The audio system features two modes -- Studio and Expanded -- that give the driver the choice between a more compact sound stage with excellent stereo separation with cleanest, tightest sound or a broader, more cabin-filling sound stage that sacrifices just a bit of bass tightness for a more tactile experience. I preferred Studio for talk programming and Expanded for music. Both modes did a fantastic job of accurately reproducing sounds with no distortion. That the BMW's cabin is so well-built and insulated from road and engine noise give the audiophile system a great platform from which to work.
One of the benefits of the M Sport package is an upgrade to the 20-way adjustable multi-contour Sport seats, a fantastic pair of buckets for the front row that feature a good blend of bolstering grip when cornering and comfort when cruising. Heated and cooled surfaces further boost comfort for the driver and front passenger.
The 740Ld is also available with an active front seats upgrade ($1,000) that constantly and imperceptibly adjusts the seating surface from soft to firm and from left to right to prevent driver fatigue. Our example was not so equipped.
Being a long wheelbase model, the 740Ld doesn't forget about rear passenger comfort. In addition to the inherent extra legroom and already comfortable seats, we've also got $1,000 in power sunshades for the rear windows and backlight to make the rear seats even more hospitable and private.
Additionally, there are over $12,000 in options that we've not equipped which add massage function, rear seat entertainment and a host of other comfort amenities for second-row passengers. With the right boxes checked, there isn't a bad seat in this house.

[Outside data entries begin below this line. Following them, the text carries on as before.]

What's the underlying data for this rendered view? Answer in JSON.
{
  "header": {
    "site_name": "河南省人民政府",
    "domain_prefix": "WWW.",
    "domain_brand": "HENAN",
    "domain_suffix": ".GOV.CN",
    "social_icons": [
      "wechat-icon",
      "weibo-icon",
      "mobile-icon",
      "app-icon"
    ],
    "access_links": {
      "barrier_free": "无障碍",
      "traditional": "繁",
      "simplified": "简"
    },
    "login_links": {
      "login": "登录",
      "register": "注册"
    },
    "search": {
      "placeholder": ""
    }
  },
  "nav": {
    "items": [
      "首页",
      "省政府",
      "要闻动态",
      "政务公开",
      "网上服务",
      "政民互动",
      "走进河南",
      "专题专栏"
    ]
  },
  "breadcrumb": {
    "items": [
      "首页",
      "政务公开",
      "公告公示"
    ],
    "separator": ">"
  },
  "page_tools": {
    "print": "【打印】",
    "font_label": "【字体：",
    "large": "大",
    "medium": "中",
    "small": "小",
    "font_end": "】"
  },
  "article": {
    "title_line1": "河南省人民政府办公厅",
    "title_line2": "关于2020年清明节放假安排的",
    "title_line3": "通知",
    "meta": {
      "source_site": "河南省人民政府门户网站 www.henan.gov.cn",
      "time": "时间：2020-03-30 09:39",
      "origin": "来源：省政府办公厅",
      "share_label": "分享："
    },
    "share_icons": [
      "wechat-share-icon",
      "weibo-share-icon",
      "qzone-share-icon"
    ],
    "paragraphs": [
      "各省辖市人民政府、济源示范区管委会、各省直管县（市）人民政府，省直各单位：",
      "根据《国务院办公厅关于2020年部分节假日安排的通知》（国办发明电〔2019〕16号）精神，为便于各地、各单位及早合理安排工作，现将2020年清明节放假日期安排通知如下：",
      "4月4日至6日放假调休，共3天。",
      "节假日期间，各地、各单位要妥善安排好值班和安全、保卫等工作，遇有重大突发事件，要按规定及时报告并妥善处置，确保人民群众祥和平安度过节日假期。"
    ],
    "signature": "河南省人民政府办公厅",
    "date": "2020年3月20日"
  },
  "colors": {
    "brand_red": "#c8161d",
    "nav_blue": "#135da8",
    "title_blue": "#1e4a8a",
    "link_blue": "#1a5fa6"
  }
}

A clear rear camera with dynamic trajectory guides is a standard for the 740Ld, as is a parking assist feature that sounds audible front and rear proximity alerts when approaching obstructions while parking and displays a heat map display in the infotainment display.
We've also got a $1,900 Lighting package that upgrades the headlamps with LED illumination and automatic high-beam activation.
Our model's didn't feature any of the optional driver assistance features, but a $1,900 Driver Assistance package is available, which adds blind-spot monitoring, top and side view cameras that activate at low speeds, a camera-based speed-limit recognition system, and passive lane-departure alerts. For $1,200 more, the lane-departure system can be upgraded to an active prevention system and full-speed adaptive cruise control with forward-collision mitigation system gets added to the mix.
The 7 Series sedan starts at $74,000 for the gasoline powered, standard wheelbase 740i, but our 2015 BMW 740Ld xDrive starts at $82,500 with a $950 destination charge. (In the UK, where this configuration of the sedan is known as the 730Ld, the starting price is £65,070. The Australian market doesn't offer a long wheelbase variant, but its 730d starts at AU$204,600.)
We've got the M Sport package, larger wheel and tire, and adaptive suspension upgrades, as well as LED headlamps, B&O audio, and a few other convenience options that bring our as-tested price to $98,100. Check all of the boxes and it's possible to spec your 74oLd well above the $120k waterline.